Defense Spending Hits Wall in Taiwan
By WENDELL MINNICK
TAIPEI — Taiwan’s military is spending money, but little of it is for new procurement programs, sources here said.
The problem? Taiwan is facing more than $13 billion in bills for arms released by the U.S. government since 2007.
The overall defense budget has dropped since 2008 — from $10.5 billion to a proposed $9.2 billion for 2011, submitted to the legislature Aug. 30. The new budget represents 16.6 percent of the national budget and 2.7 percent of the gross domestic product.
The government is also, due to increasing economic hardship, borrowing money to finance the 2011 national budget — something that is relatively unheard of in Taiwan, sources said.
Equipment in the pipeline includes 12 P-3C Orion maritime patrol aircraft, 30 AH-64 Apache attack helicopters, 60 UH-60 Black Hawk utility helicopters, 330 Patriot Advanced Capability-3 air defense missiles, two Osprey-class mine hunters, upgrades for four E-2 Hawkeye aircraft, 60 Harpoon anti-ship missiles, 218 AIM-120 advanced medium-range air-to-air missiles and 235 Maverick air-toground missiles.
To make matters worse, Taiwan’s defense budget is wrestling to pay costs associated with reform policies — including a major streamlining and troop reduction — now being implemented.
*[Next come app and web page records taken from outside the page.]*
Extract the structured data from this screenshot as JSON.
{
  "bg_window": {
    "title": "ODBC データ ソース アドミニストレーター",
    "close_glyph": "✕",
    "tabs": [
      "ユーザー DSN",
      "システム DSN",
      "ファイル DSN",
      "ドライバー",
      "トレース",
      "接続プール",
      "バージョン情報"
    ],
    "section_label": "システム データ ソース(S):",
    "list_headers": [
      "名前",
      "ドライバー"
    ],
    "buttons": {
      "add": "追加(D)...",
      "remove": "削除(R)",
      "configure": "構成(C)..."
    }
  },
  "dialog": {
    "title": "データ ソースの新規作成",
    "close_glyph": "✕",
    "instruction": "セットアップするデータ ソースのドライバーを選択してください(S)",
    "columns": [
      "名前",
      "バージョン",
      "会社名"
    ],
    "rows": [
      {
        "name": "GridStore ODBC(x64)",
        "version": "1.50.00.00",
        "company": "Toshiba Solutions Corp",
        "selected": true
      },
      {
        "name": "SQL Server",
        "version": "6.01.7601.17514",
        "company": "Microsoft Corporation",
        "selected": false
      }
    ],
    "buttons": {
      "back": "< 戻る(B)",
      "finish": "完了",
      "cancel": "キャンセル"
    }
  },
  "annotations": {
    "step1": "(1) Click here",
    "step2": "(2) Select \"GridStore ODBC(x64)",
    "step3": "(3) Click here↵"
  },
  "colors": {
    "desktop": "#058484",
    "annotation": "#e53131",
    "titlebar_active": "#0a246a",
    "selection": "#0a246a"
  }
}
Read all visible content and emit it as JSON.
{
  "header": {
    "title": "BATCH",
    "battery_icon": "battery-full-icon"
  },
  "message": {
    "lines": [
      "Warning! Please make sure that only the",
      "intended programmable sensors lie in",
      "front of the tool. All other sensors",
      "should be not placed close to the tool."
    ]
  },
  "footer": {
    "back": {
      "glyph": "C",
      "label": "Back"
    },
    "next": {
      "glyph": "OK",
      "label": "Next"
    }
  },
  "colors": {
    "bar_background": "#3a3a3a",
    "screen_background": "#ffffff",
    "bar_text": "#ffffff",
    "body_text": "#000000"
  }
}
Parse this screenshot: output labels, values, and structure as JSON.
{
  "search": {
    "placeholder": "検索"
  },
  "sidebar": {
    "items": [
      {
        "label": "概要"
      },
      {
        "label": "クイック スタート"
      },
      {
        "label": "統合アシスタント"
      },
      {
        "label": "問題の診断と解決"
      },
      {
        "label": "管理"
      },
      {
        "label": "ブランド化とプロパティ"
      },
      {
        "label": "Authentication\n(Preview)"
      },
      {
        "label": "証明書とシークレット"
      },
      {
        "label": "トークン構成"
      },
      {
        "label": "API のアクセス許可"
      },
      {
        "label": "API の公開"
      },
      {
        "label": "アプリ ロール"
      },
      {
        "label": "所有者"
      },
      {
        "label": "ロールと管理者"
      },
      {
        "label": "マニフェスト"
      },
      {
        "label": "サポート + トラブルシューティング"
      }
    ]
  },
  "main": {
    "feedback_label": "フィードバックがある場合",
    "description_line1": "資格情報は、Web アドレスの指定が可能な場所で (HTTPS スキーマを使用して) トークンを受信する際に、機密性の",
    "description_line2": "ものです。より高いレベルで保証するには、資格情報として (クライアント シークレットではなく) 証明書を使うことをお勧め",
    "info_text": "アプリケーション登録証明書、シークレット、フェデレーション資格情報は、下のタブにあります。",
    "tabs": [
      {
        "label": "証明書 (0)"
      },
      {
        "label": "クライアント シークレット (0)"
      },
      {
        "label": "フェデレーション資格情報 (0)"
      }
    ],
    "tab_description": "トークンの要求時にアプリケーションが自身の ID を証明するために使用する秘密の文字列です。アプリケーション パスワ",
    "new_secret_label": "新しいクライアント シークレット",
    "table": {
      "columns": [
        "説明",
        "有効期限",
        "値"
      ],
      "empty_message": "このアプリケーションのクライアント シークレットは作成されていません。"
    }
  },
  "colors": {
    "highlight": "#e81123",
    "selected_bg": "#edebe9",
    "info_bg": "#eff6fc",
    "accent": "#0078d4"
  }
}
“The most challenging and difficult time will be in the next three years for the military,” a former Taiwan defense official said.
The military faces a drawdown from 270,000 to 215,000 troops and a transition to an all-volunteer force by the end of 2014. It will also reorganize key commands and introduce more civilians into the Ministry of National Defense (MND).
Despite the financial struggle, the MND has big procurement plans for the next 10 years that will test not only Taiwan’s budget, but the political will of Washington in its attempts not to upset Beijing.
The list includes 66 F-16C/D fighter aircraft, six C-27J cargo aircraft, upgrades for 145 aging F-16A/B fighters, upgrades to two Dutch-built diesel submarines and six French-built La Fayette frigates, two more U.S.-built Newport-class tank landing ships and eight new diesel submarines — a longstanding request.
Taiwan’s Air Force has also been considering buying T-50 Golden Eagle attack jet trainers from Korea Aerospace Industries, Seoul, to replace aging AT-3 Tzu Chiang attack trainers and F-5 fighters used for training.
Despite the new arms and equipment flowing into the armed services, there are increasing signs the military is suffering from low morale.
Taiwan military officials warn that morale is in decline due to the government’s closer ties with China, corruption investigations, military downsizing, reduced budgets and growing concern the U.S. will cut arms sales to Taiwan to placate China.
China and Taiwan signed the Economic Cooperation Framework Agreement on June 29. Many see the historic agreement as a sign of Beijing’s greater influence over Taipei and possibly the first step toward unification.